THE UNEXPECTED AFFAIR - Monica Richardson
Harlequin Kimani Romance
BUY
September 2017
Category Romance
REVIEWER:  Janet Caldwell| RATING: A
REVIEW: Can your expectations for the perfect mate be too strict? That is the complex dilemma facing Monica Richardson’s heroine, Whitney Talbot, in THE UNEXPECTED AFFAIR. Richardson doesn’t disappointment her fans of the Bahamas-based Talbots of Harbour Island series by delivering another sweltering island romance.

As evidenced in the entries in this series, the Talbot women are headstrong, independent and determined to achieve whatever goals they set. Their mother gave up her career to raise a family and subliminally instilled in them a strong fervor to be successful. Like her sisters in previous stories, Whitney is determined not to let a man stand in the way of what she wants or thinks she wants.

Whitney is a kindergarten teacher.  She harshly judges her men by the “Man Menu” - a guide for the perfect mate developed with her close-knit group of friends in college. Her friends have dismissed the "Men Menu", but Whitney is steadfast that it's the key to her relationship happiness. When she runs into Lane Martin, literally, she assesses his "Man Menu" worthiness and deems him "aite".

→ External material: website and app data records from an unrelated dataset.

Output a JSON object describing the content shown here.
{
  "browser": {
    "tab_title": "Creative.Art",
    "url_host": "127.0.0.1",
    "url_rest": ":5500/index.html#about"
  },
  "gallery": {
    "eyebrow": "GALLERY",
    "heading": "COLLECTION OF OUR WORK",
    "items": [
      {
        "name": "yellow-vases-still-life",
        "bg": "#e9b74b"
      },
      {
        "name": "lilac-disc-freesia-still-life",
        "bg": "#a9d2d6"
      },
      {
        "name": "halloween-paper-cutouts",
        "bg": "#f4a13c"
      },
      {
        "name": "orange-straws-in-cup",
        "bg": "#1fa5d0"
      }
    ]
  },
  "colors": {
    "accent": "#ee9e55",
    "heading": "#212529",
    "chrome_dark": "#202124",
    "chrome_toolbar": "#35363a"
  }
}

Lane is unabashedly a blue-collar laborer who causes Whitney to question her wants and needs. Degreed in Computer Science, Lane elects to avoid the corporate rat race and earns a very comfortable living as a cement truck driver.  He is divorced with a son, possesses a mistrust of relationships and lugs around a guilt trip he has nursed since his college days.

Determined not to appear at her brother’s wedding reception at the family's Bahamas resort solo, Whitney invites Lane hoping this truck driver will not disappoint. What the hay, its only for a few days and then afterwards they can amicably part ways … or will it be that easy?

THE UNEXPECTED AFFAIR is primarily set in Dallas, Texas with revealing trips to the Bahamas and St. Louis, Lane's hometown. This novel affords the reader a chance to catch up on the antics of the expanding Talbot clan. Other characters impacting this story include Lane's family and Whitney's college friends.  Lane and Whitney's families are vastly different, but each treasure a deep respect and love for family.

I highly recommend this novel.  Lane and Whitney, as a couple and individually, undergo transformations that can best be summed up by this statement from Lane's mother, "It's funny how we always seem to find what we're not looking for." Richardson's easy writing style is engaging and keeps the story moving at a good pace. With two single Talbots remaining, I am anxious to learn which will be domesticated next.